Concluding his lecture about guidance, begun here, Hazrat Inayat Khan moves from the theme of the spiritual government of the world to a subtle but very helpful explanation of the ways in which the idea of God is seen by believers and unbelievers. In his conclusion he shows how the Sufi brings the strands of idealisation and analysis together.
The Sufi, by being in at-one-ment with the spiritual hierarchy, has considered that belief in Christ is belief in Moses, and in believing in Muhammad he believes in Christ, for one is the successor of the other. But not believing in the successor for the sake of the predecessor is to him a disregarding of the law of hierarchy for one’s personal fancy, which neither pleases the predecessor nor satisfies the successor. No king would like it that for love of him his people should reject his successor.
A keen study of the spiritual government will show to a seer that before the coming of Christ there existed saints and holy beings among the Jews. But after the coming of the Master, the saints of remarkable character were found among Christians. After the coming of Muhammad, a just seeker of truth will without doubt confess that there have been saints in Islam of all grades active among the spiritual government. When people asked Muhammad, “O Prophet, there are still many who have not yet recognized you and your message, waiting for some other master to come,” the Prophet said, “Let them wait, but if any ever came, it will be from among us.”
The idea of God is understood in two ways – God idealized and God analyzed. The former makes a person a believer and the latter makes him an unbeliever. Yet there are two classes of believers and two of unbelievers. Among the believers are: 1) the idealizing believer; 2) the realizing believer. Among the unbelievers are: 1) unbelievers from the lack of idealization; 2) unbelievers from the lack of realization.
The believer who idealizes, believes in God so long as his intelligence is not sufficiently developed, as development of the intelligence dims the idealized belief. A lover would love a beauty as long as its faults are unmanifested, but on closer contact the defects of the beloved become manifest, and thus would dim the love of the lover. But the believer who realizes is one who acts as an extraordinary lover, who, not depending upon the beauty of the beloved, creates the beauty from his loving heart and thus beautifies the vision of the beloved in his view.
One generally finds people who are less responsive to nature’s beauty and less sympathetic, who are prone to criticize rather than to admire. They develop, with age, a non-venerating tendency, and it becomes intolerable for them to see any being in a more exalted position than they are themselves. This in time increases, so that they cannot even bear to believe that there exists any being such as God. Another unbeliever is a person who is born with reason and logic, and who believes in ideas so far as the objective world may prove their identity to his view. In his advancement of intelligence he may arrive at last to a perfect thought; he may realize the changeability of nature and the essence of all as being one and the same. He may even realize that there is an immortal life behind the scene of the visible world. Still, the lack of idealization does not make him believe in the identity of God as an object of worship.
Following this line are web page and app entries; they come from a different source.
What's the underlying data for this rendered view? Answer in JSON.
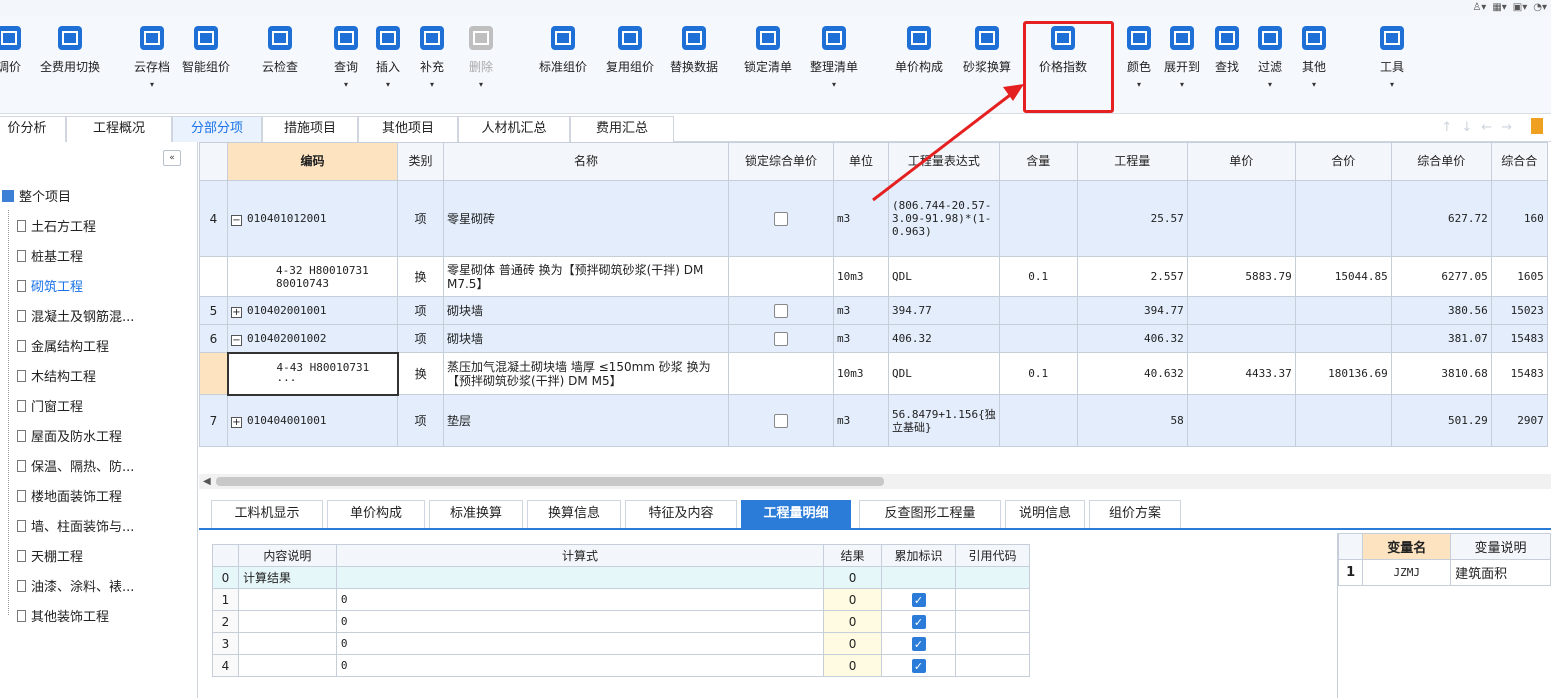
{
  "toolbar": {
    "buttons": [
      {
        "label": "调价",
        "icon": "adjust-price-icon"
      },
      {
        "label": "全费用切换",
        "icon": "full-cost-switch-icon"
      },
      {
        "label": "云存档",
        "icon": "cloud-archive-icon"
      },
      {
        "label": "智能组价",
        "icon": "smart-pricing-icon"
      },
      {
        "label": "云检查",
        "icon": "cloud-check-icon"
      },
      {
        "label": "查询",
        "icon": "query-icon"
      },
      {
        "label": "插入",
        "icon": "insert-icon"
      },
      {
        "label": "补充",
        "icon": "supplement-icon"
      },
      {
        "label": "删除",
        "icon": "delete-icon"
      },
      {
        "label": "标准组价",
        "icon": "standard-pricing-icon"
      },
      {
        "label": "复用组价",
        "icon": "reuse-pricing-icon"
      },
      {
        "label": "替换数据",
        "icon": "replace-data-icon"
      },
      {
        "label": "锁定清单",
        "icon": "lock-list-icon"
      },
      {
        "label": "整理清单",
        "icon": "organize-list-icon"
      },
      {
        "label": "单价构成",
        "icon": "unit-price-composition-icon"
      },
      {
        "label": "砂浆换算",
        "icon": "mortar-conversion-icon"
      },
      {
        "label": "价格指数",
        "icon": "price-index-icon"
      },
      {
        "label": "颜色",
        "icon": "color-icon"
      },
      {
        "label": "展开到",
        "icon": "expand-to-icon"
      },
      {
        "label": "查找",
        "icon": "find-icon"
      },
      {
        "label": "过滤",
        "icon": "filter-icon"
      },
      {
        "label": "其他",
        "icon": "other-icon"
      },
      {
        "label": "工具",
        "icon": "tools-icon"
      }
    ]
  },
  "tabs": [
    "价分析",
    "工程概况",
    "分部分项",
    "措施项目",
    "其他项目",
    "人材机汇总",
    "费用汇总"
  ],
  "tree": {
    "root": "整个项目",
    "items": [
      "土石方工程",
      "桩基工程",
      "砌筑工程",
      "混凝土及钢筋混...",
      "金属结构工程",
      "木结构工程",
      "门窗工程",
      "屋面及防水工程",
      "保温、隔热、防...",
      "楼地面装饰工程",
      "墙、柱面装饰与...",
      "天棚工程",
      "油漆、涂料、裱...",
      "其他装饰工程"
    ]
  },
  "grid": {
    "headers": [
      "编码",
      "类别",
      "名称",
      "锁定综合单价",
      "单位",
      "工程量表达式",
      "含量",
      "工程量",
      "单价",
      "合价",
      "综合单价",
      "综合合"
    ],
    "rows": [
      {
        "no": "4",
        "code": "010401012001",
        "expand": "−",
        "type": "项",
        "name": "零星砌砖",
        "lock": false,
        "unit": "m3",
        "expr": "(806.744-20.57-3.09-91.98)*(1-0.963)",
        "content": "",
        "qty": "25.57",
        "price": "",
        "total": "",
        "uprice": "627.72",
        "utotal": "160"
      },
      {
        "no": "",
        "code": "4-32 H80010731 80010743",
        "type": "换",
        "name": "零星砌体 普通砖  换为【预拌砌筑砂浆(干拌) DM M7.5】",
        "unit": "10m3",
        "expr": "QDL",
        "content": "0.1",
        "qty": "2.557",
        "price": "5883.79",
        "total": "15044.85",
        "uprice": "6277.05",
        "utotal": "1605"
      },
      {
        "no": "5",
        "code": "010402001001",
        "expand": "+",
        "type": "项",
        "name": "砌块墙",
        "lock": false,
        "unit": "m3",
        "expr": "394.77",
        "content": "",
        "qty": "394.77",
        "price": "",
        "total": "",
        "uprice": "380.56",
        "utotal": "15023"
      },
      {
        "no": "6",
        "code": "010402001002",
        "expand": "−",
        "type": "项",
        "name": "砌块墙",
        "lock": false,
        "unit": "m3",
        "expr": "406.32",
        "content": "",
        "qty": "406.32",
        "price": "",
        "total": "",
        "uprice": "381.07",
        "utotal": "15483"
      },
      {
        "no": "",
        "code": "4-43 H80010731 ···",
        "type": "换",
        "name": "蒸压加气混凝土砌块墙 墙厚 ≤150mm 砂浆  换为【预拌砌筑砂浆(干拌) DM M5】",
        "unit": "10m3",
        "expr": "QDL",
        "content": "0.1",
        "qty": "40.632",
        "price": "4433.37",
        "total": "180136.69",
        "uprice": "3810.68",
        "utotal": "15483"
      },
      {
        "no": "7",
        "code": "010404001001",
        "expand": "+",
        "type": "项",
        "name": "垫层",
        "lock": false,
        "unit": "m3",
        "expr": "56.8479+1.156{独立基础}",
        "content": "",
        "qty": "58",
        "price": "",
        "total": "",
        "uprice": "501.29",
        "utotal": "2907"
      }
    ]
  },
  "bottom_tabs": [
    "工料机显示",
    "单价构成",
    "标准换算",
    "换算信息",
    "特征及内容",
    "工程量明细",
    "反查图形工程量",
    "说明信息",
    "组价方案"
  ],
  "detail": {
    "headers": [
      "内容说明",
      "计算式",
      "结果",
      "累加标识",
      "引用代码"
    ],
    "rows": [
      {
        "idx": "0",
        "desc": "计算结果",
        "formula": "",
        "result": "0",
        "acc": false
      },
      {
        "idx": "1",
        "desc": "",
        "formula": "0",
        "result": "0",
        "acc": true
      },
      {
        "idx": "2",
        "desc": "",
        "formula": "0",
        "result": "0",
        "acc": true
      },
      {
        "idx": "3",
        "desc": "",
        "formula": "0",
        "result": "0",
        "acc": true
      },
      {
        "idx": "4",
        "desc": "",
        "formula": "0",
        "result": "0",
        "acc": true
      }
    ]
  },
  "variables": {
    "headers": [
      "变量名",
      "变量说明"
    ],
    "rows": [
      {
        "idx": "1",
        "name": "JZMJ",
        "desc": "建筑面积"
      }
    ]
  },
  "colors": {
    "accent": "#2b7cd8",
    "highlight": "#e52020",
    "row_bg": "#e3edfb",
    "header_code": "#fde3c0"
  }
}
The Sufi – by his experience of idealizing as well as analyzing – becomes balanced. He does not by his analyzing stand against the numberless creatures who have believed in God since ages, but his analysis of God he calls Sufism, the knowledge of purity. He never claims that he is God, neither does he feel that he is a separate identity from Him. His veneration is for the harmony of the world and for the sweetness of personality, and his analysis is to realize the truth of nature and things as they ought to be. His idealization is for love, harmony and beauty, and his analysis is for illumination. He bows before God, not considering Him as a separate Supreme Being, but the Sufi’s homage is to the consciousness, the unmanifested God within, who watches this temporary manifestation which exists for today but tomorrow will be no more. The Sufi, by his bow, trains the world by showing them the right path. At the same time he purifies consciousness from its delusions. The Sufi, by repeating the name of Allah, kindles the fire of his heart that all aspects of the Beloved – God in the manifestation – either good or bad, are beautified, at least for his view. Thus he creates Heaven within himself.
God bless you.